After an annoying steep descent to San Pedro La Laguna, we were unable to find a good place to camp in the town that was big enough for our rig (although it looks like there is a good campsite in San Marcos La Laguna). If we were to do it again, we would just head to Pana, accept it for what it is (a town filled with 20/30 something backpackers on a beautiful lake) and spend a few days cruising around the lake.
This lake is a great place to stop on your way from Tikal to the highlands. We spent our time in El Remate while most spend their time in Flores, an island in the lake which is also a great choice.
Good mountain biking is hard to come by in Central America. So I was psyched to get some great rides in Guatemala. While in Acul, I rode to numerous indigenous communities on dirt roads. Unless you are willing to wander around a bit looking for the trails, I’d recommend hiring Brendan, the gringo owner of Mountain Bike Guatemala, to ride with you. In addition to day tours, Brendan also runs multi day rides from Tecpan to Lago de Atlitan.
Guatemala is a great place to hike up volcanoes. We made the easy hike up the Pacaya volcano in Antigua.
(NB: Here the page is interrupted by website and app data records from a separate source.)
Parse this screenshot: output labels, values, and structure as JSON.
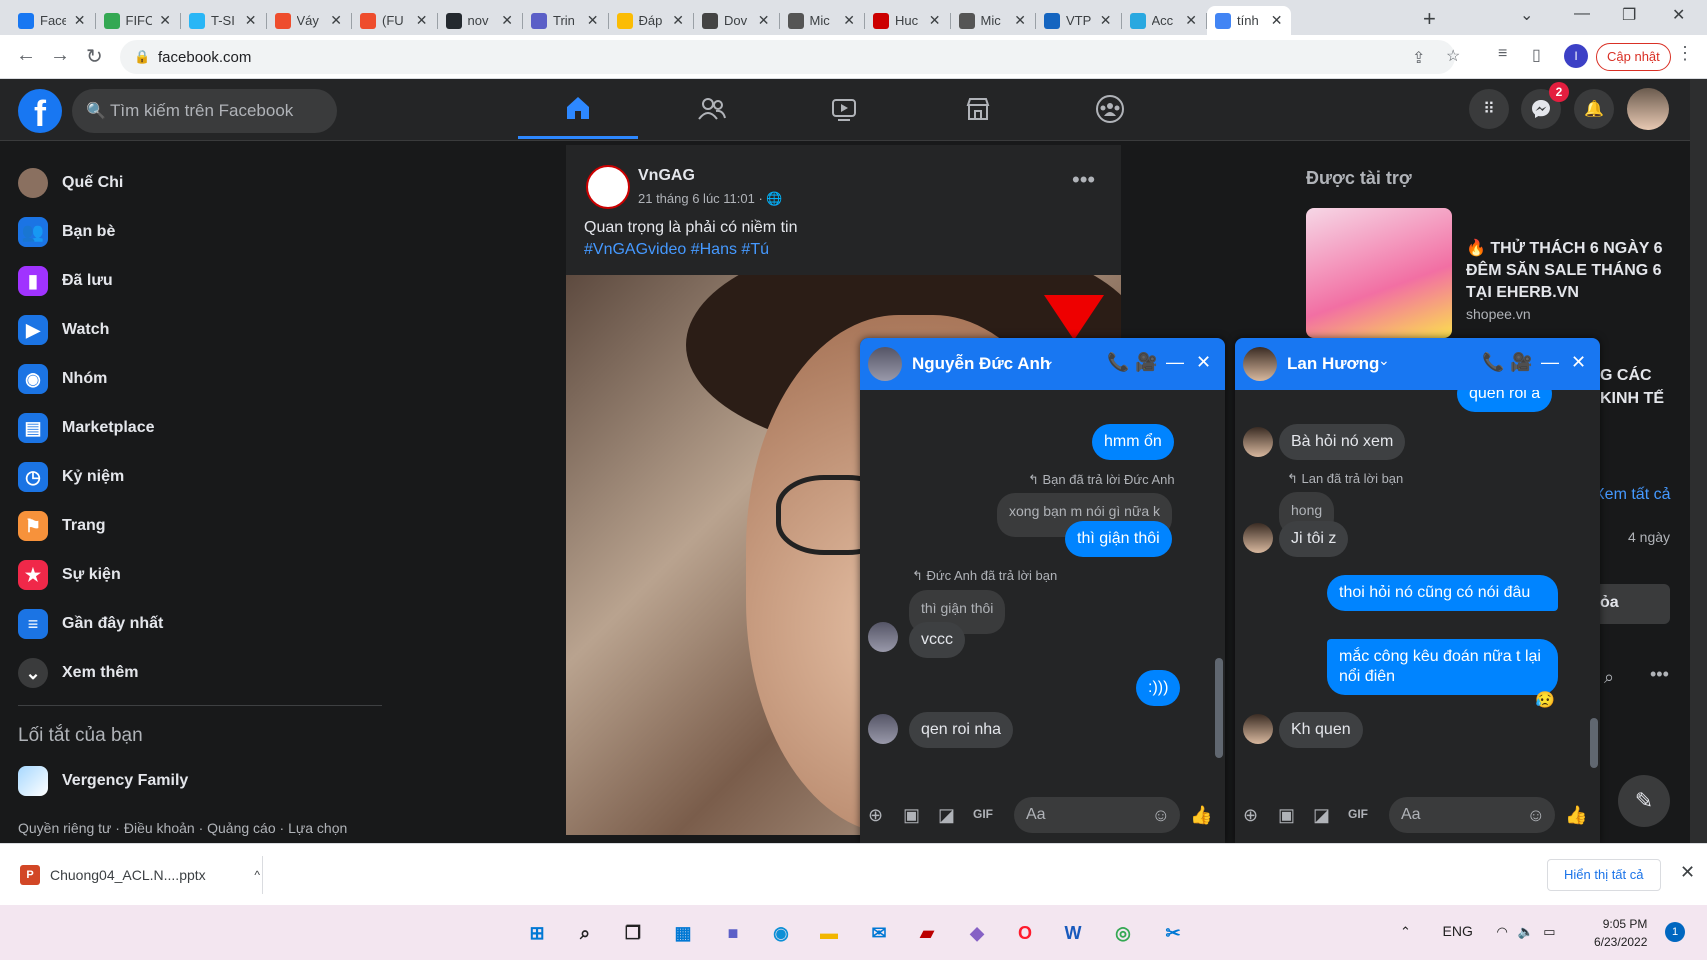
{
  "browser": {
    "tabs": [
      {
        "title": "Face",
        "color": "#1877f2"
      },
      {
        "title": "FIFC",
        "color": "#34a853"
      },
      {
        "title": "T-SI",
        "color": "#29b6f6"
      },
      {
        "title": "Váy",
        "color": "#ee4d2d"
      },
      {
        "title": "(FU",
        "color": "#ee4d2d"
      },
      {
        "title": "nov",
        "color": "#24292f"
      },
      {
        "title": "Trin",
        "color": "#5b5fc7"
      },
      {
        "title": "Đáp",
        "color": "#fbbc04"
      },
      {
        "title": "Dov",
        "color": "#444"
      },
      {
        "title": "Mic",
        "color": "#555"
      },
      {
        "title": "Huc",
        "color": "#c00"
      },
      {
        "title": "Mic",
        "color": "#555"
      },
      {
        "title": "VTP",
        "color": "#1565c0"
      },
      {
        "title": "Acc",
        "color": "#29a8e0"
      },
      {
        "title": "tính",
        "color": "#4285f4"
      }
    ],
    "url": "facebook.com",
    "update_label": "Cập nhật",
    "profile_initial": "I"
  },
  "fb": {
    "search_placeholder": "Tìm kiếm trên Facebook",
    "messenger_badge": "2"
  },
  "sidebar": {
    "items": [
      {
        "label": "Quế Chi",
        "icon": "user-avatar",
        "color": "#8a7060"
      },
      {
        "label": "Bạn bè",
        "icon": "friends-icon",
        "color": "#1b74e4"
      },
      {
        "label": "Đã lưu",
        "icon": "bookmark-icon",
        "color": "#a033ff"
      },
      {
        "label": "Watch",
        "icon": "watch-icon",
        "color": "#1b74e4"
      },
      {
        "label": "Nhóm",
        "icon": "groups-icon",
        "color": "#1b74e4"
      },
      {
        "label": "Marketplace",
        "icon": "marketplace-icon",
        "color": "#1b74e4"
      },
      {
        "label": "Kỷ niệm",
        "icon": "memories-icon",
        "color": "#1b74e4"
      },
      {
        "label": "Trang",
        "icon": "flag-icon",
        "color": "#f7923b"
      },
      {
        "label": "Sự kiện",
        "icon": "events-icon",
        "color": "#f02849"
      },
      {
        "label": "Gần đây nhất",
        "icon": "feeds-icon",
        "color": "#1b74e4"
      },
      {
        "label": "Xem thêm",
        "icon": "chevron-down-icon",
        "color": "#3a3b3c"
      }
    ],
    "shortcuts_title": "Lối tắt của bạn",
    "shortcut": "Vergency Family",
    "footer": "Quyền riêng tư · Điều khoản · Quảng cáo · Lựa chọn"
  },
  "post": {
    "author": "VnGAG",
    "time": "21 tháng 6 lúc 11:01 · 🌐",
    "text": "Quan trọng là phải có niềm tin",
    "tags": "#VnGAGvideo #Hans #Tú"
  },
  "right": {
    "sponsored": "Được tài trợ",
    "ad_title": "🔥 THỬ THÁCH 6 NGÀY 6 ĐÊM SĂN SALE THÁNG 6 TẠI EHERB.VN",
    "ad_domain": "shopee.vn",
    "frag1": "G CÁC",
    "frag2": "KINH TẾ",
    "see_all": "Xem tất cả",
    "days": "4 ngày",
    "frag3": "ỏa"
  },
  "chat1": {
    "name": "Nguyễn Đức Anh",
    "reply1": "↰ Bạn đã trả lời Đức Anh",
    "reply2": "↰ Đức Anh đã trả lời bạn",
    "m1": "hmm ổn",
    "q1": "xong bạn m nói gì nữa k",
    "m2": "thì giận thôi",
    "q2": "thì giận thôi",
    "m3": "vccc",
    "m4": ":)))",
    "m5": "qen roi nha",
    "input_placeholder": "Aa"
  },
  "chat2": {
    "name": "Lan Hương",
    "top": "quen roi á",
    "m1": "Bà hỏi nó xem",
    "reply1": "↰ Lan đã trả lời bạn",
    "q1": "hong",
    "m2": "Ji tôi z",
    "m3": "thoi hỏi nó cũng có nói đâu",
    "m4": "mắc công kêu đoán nữa t lại nổi điên",
    "reaction": "😥",
    "m5": "Kh quen",
    "input_placeholder": "Aa"
  },
  "download": {
    "file": "Chuong04_ACL.N....pptx",
    "show_all": "Hiển thị tất cả"
  },
  "taskbar": {
    "lang": "ENG",
    "time": "9:05 PM",
    "date": "6/23/2022",
    "notif": "1"
  }
}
When we return, we will bring a longer telephoto lens on our trip and complete the harder ascent of Acatenangoo to get early morning photos of the Active Fuego volcano (yes, that’s our excuse for not hiking up Acatenango this time and we’re sticking with it).
Guatemala is a great place to learn Spanish. It’s cheap and there are numerous places to study it, including in Antigua. We took informal lessons from a woman in the Ixil Triangle but would have preferred to take classes in Antigua if we had been able to find a good campground there.
Even if you have seen plenty of Maya ruins in Belize or Mexico (like we had), Tikal is still worth it. It’s a huge ruin in the jungle and there’s a lot to see, including wildlife. It’s also sparsely populated compared to more other more popular ruins like Palenque or the larger ruins on the Yucatan Peninsula of Mexico.